§ **Work instruction**
Taking each line of the material below in turn, count those containing the string "signature". Provide the number alone.

§ **Data to use**
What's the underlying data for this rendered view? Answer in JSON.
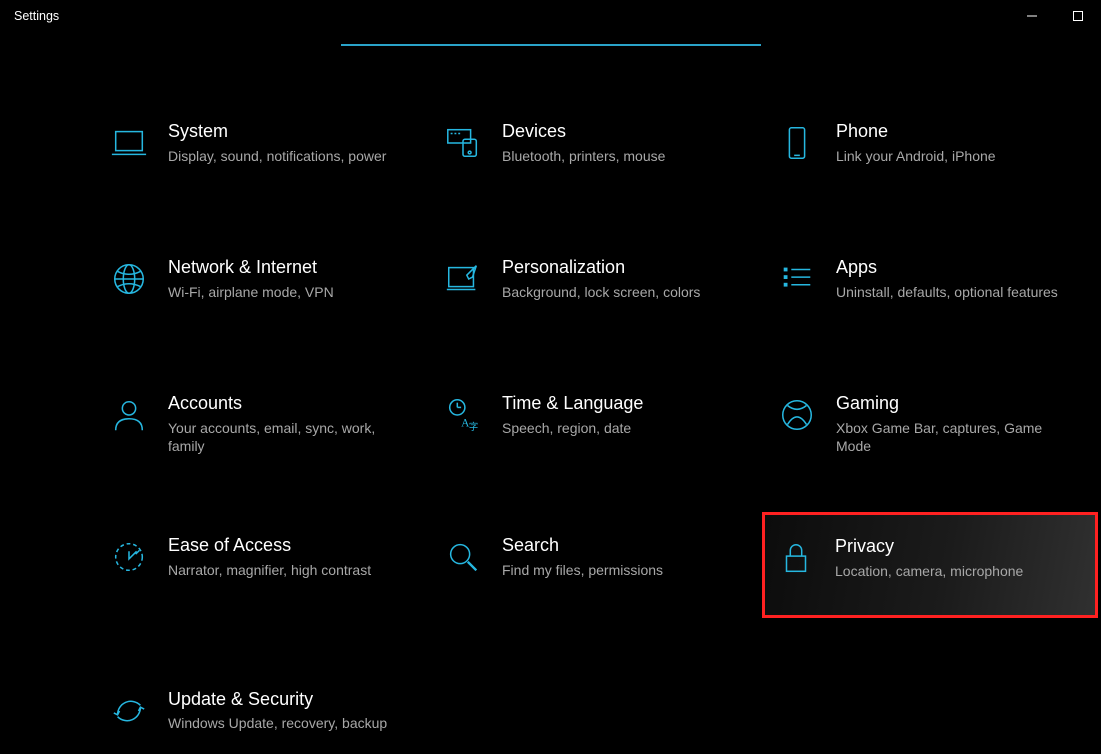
{
  "window": {
    "title": "Settings"
  },
  "accent_color": "#26b7e0",
  "highlight_color": "#ff2121",
  "categories": [
    {
      "id": "system",
      "icon": "laptop-icon",
      "title": "System",
      "desc": "Display, sound, notifications, power"
    },
    {
      "id": "devices",
      "icon": "devices-icon",
      "title": "Devices",
      "desc": "Bluetooth, printers, mouse"
    },
    {
      "id": "phone",
      "icon": "phone-icon",
      "title": "Phone",
      "desc": "Link your Android, iPhone"
    },
    {
      "id": "network",
      "icon": "globe-icon",
      "title": "Network & Internet",
      "desc": "Wi-Fi, airplane mode, VPN"
    },
    {
      "id": "personalization",
      "icon": "paintbrush-icon",
      "title": "Personalization",
      "desc": "Background, lock screen, colors"
    },
    {
      "id": "apps",
      "icon": "apps-list-icon",
      "title": "Apps",
      "desc": "Uninstall, defaults, optional features"
    },
    {
      "id": "accounts",
      "icon": "person-icon",
      "title": "Accounts",
      "desc": "Your accounts, email, sync, work, family"
    },
    {
      "id": "time-language",
      "icon": "time-lang-icon",
      "title": "Time & Language",
      "desc": "Speech, region, date"
    },
    {
      "id": "gaming",
      "icon": "xbox-icon",
      "title": "Gaming",
      "desc": "Xbox Game Bar, captures, Game Mode"
    },
    {
      "id": "ease-of-access",
      "icon": "ease-icon",
      "title": "Ease of Access",
      "desc": "Narrator, magnifier, high contrast"
    },
    {
      "id": "search",
      "icon": "search-icon",
      "title": "Search",
      "desc": "Find my files, permissions"
    },
    {
      "id": "privacy",
      "icon": "lock-icon",
      "title": "Privacy",
      "desc": "Location, camera, microphone",
      "highlighted": true
    },
    {
      "id": "update-security",
      "icon": "sync-icon",
      "title": "Update & Security",
      "desc": "Windows Update, recovery, backup"
    }
  ]
}
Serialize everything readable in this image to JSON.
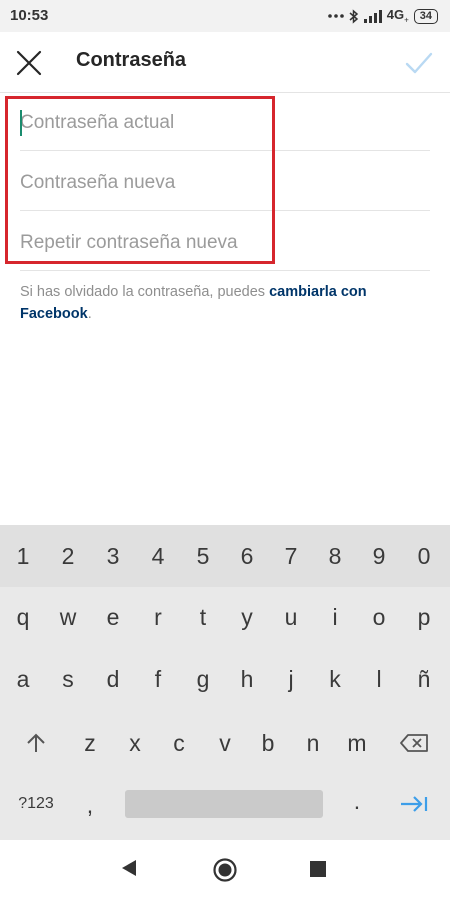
{
  "status_bar": {
    "time": "10:53",
    "network": "4G",
    "network_sub": "+",
    "battery": "34",
    "icons": [
      "dots-icon",
      "bluetooth-icon",
      "signal-icon",
      "battery-icon"
    ]
  },
  "app_bar": {
    "title": "Contraseña",
    "close_icon": "close-icon",
    "confirm_icon": "check-icon",
    "confirm_color": "#b9d9f3"
  },
  "form": {
    "current_password_placeholder": "Contraseña actual",
    "new_password_placeholder": "Contraseña nueva",
    "repeat_password_placeholder": "Repetir contraseña nueva",
    "highlight_color": "#d6262d",
    "cursor_color": "#1a8c6e"
  },
  "help": {
    "text": "Si has olvidado la contraseña, puedes ",
    "link": "cambiarla con Facebook",
    "suffix": ".",
    "link_color": "#003569"
  },
  "keyboard": {
    "numbers": [
      "1",
      "2",
      "3",
      "4",
      "5",
      "6",
      "7",
      "8",
      "9",
      "0"
    ],
    "row1": [
      "q",
      "w",
      "e",
      "r",
      "t",
      "y",
      "u",
      "i",
      "o",
      "p"
    ],
    "row2": [
      "a",
      "s",
      "d",
      "f",
      "g",
      "h",
      "j",
      "k",
      "l",
      "ñ"
    ],
    "row3": [
      "z",
      "x",
      "c",
      "v",
      "b",
      "n",
      "m"
    ],
    "symbols_label": "?123",
    "comma": ",",
    "period": ".",
    "shift_icon": "shift-arrow-icon",
    "backspace_icon": "backspace-icon",
    "next_icon": "tab-next-icon",
    "accent_color": "#3d9ee9"
  },
  "nav_bar": {
    "icons": [
      "back-triangle-icon",
      "home-circle-icon",
      "recents-square-icon"
    ]
  }
}
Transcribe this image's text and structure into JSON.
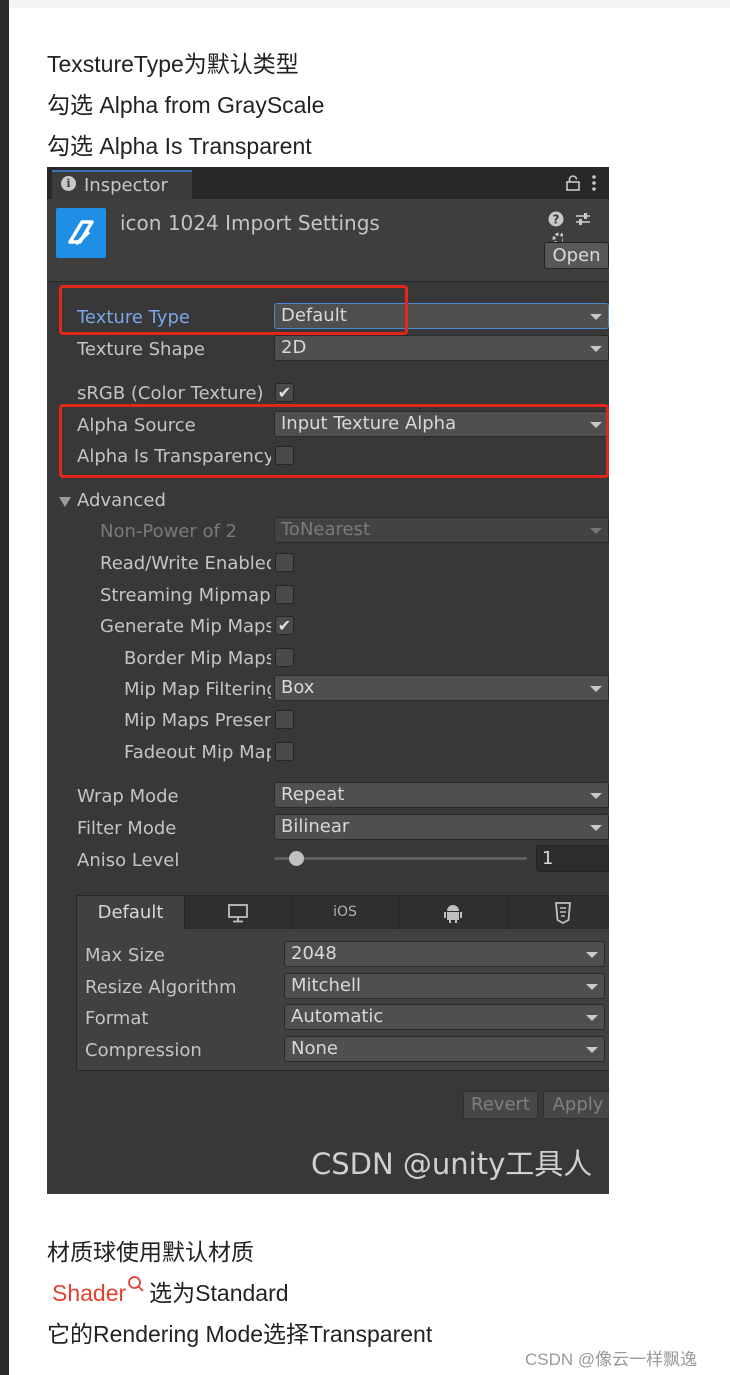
{
  "article": {
    "line1": "TexstureType为默认类型",
    "line2": "勾选 Alpha from GrayScale",
    "line3": "勾选 Alpha Is Transparent",
    "line4": "材质球使用默认材质",
    "line5_link": "Shader",
    "line5_rest": "选为Standard",
    "line6": "它的Rendering Mode选择Transparent",
    "footer": "CSDN @像云一样飘逸"
  },
  "inspector": {
    "tab_label": "Inspector",
    "title": "icon 1024 Import Settings",
    "open_button": "Open",
    "texture_type_label": "Texture Type",
    "texture_type_value": "Default",
    "texture_shape_label": "Texture Shape",
    "texture_shape_value": "2D",
    "srgb_label": "sRGB (Color Texture)",
    "srgb_checked": "✔",
    "alpha_source_label": "Alpha Source",
    "alpha_source_value": "Input Texture Alpha",
    "alpha_transparency_label": "Alpha Is Transparency",
    "advanced_label": "Advanced",
    "npot_label": "Non-Power of 2",
    "npot_value": "ToNearest",
    "readwrite_label": "Read/Write Enabled",
    "streaming_label": "Streaming Mipmaps",
    "genmip_label": "Generate Mip Maps",
    "genmip_checked": "✔",
    "bordermip_label": "Border Mip Maps",
    "mipfilter_label": "Mip Map Filtering",
    "mipfilter_value": "Box",
    "mippreserve_label": "Mip Maps Preserve Coverage",
    "fadeout_label": "Fadeout Mip Maps",
    "wrap_label": "Wrap Mode",
    "wrap_value": "Repeat",
    "filter_label": "Filter Mode",
    "filter_value": "Bilinear",
    "aniso_label": "Aniso Level",
    "aniso_value": "1",
    "platform_tabs": {
      "default": "Default",
      "ios": "iOS"
    },
    "max_size_label": "Max Size",
    "max_size_value": "2048",
    "resize_label": "Resize Algorithm",
    "resize_value": "Mitchell",
    "format_label": "Format",
    "format_value": "Automatic",
    "compression_label": "Compression",
    "compression_value": "None",
    "revert_button": "Revert",
    "apply_button": "Apply",
    "watermark": "CSDN @unity工具人"
  },
  "colors": {
    "highlight_box": "#e2261c",
    "link": "#e3402f",
    "focus_blue": "#4b87d6"
  }
}
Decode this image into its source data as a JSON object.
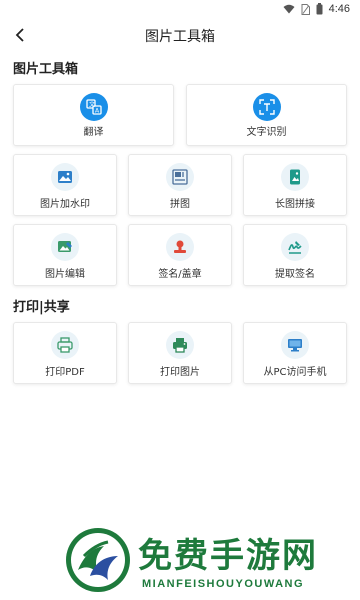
{
  "status_bar": {
    "time": "4:46"
  },
  "header": {
    "title": "图片工具箱"
  },
  "sections": {
    "image_tools": {
      "title": "图片工具箱",
      "big_items": [
        {
          "label": "翻译",
          "icon": "translate-icon"
        },
        {
          "label": "文字识别",
          "icon": "text-recognition-icon"
        }
      ],
      "items": [
        {
          "label": "图片加水印",
          "icon": "image-watermark-icon"
        },
        {
          "label": "拼图",
          "icon": "collage-icon"
        },
        {
          "label": "长图拼接",
          "icon": "long-image-icon"
        },
        {
          "label": "图片编辑",
          "icon": "image-edit-icon"
        },
        {
          "label": "签名/盖章",
          "icon": "signature-stamp-icon"
        },
        {
          "label": "提取签名",
          "icon": "extract-signature-icon"
        }
      ]
    },
    "print_share": {
      "title": "打印|共享",
      "items": [
        {
          "label": "打印PDF",
          "icon": "print-pdf-icon"
        },
        {
          "label": "打印图片",
          "icon": "print-image-icon"
        },
        {
          "label": "从PC访问手机",
          "icon": "pc-access-icon"
        }
      ]
    }
  },
  "watermark": {
    "title": "免费手游网",
    "subtitle": "MIANFEISHOUYOUWANG"
  },
  "colors": {
    "accent": "#1a8fe8",
    "icon_bg": "#eaf3f8",
    "watermark": "#1e7a3c"
  }
}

§ **Result**
2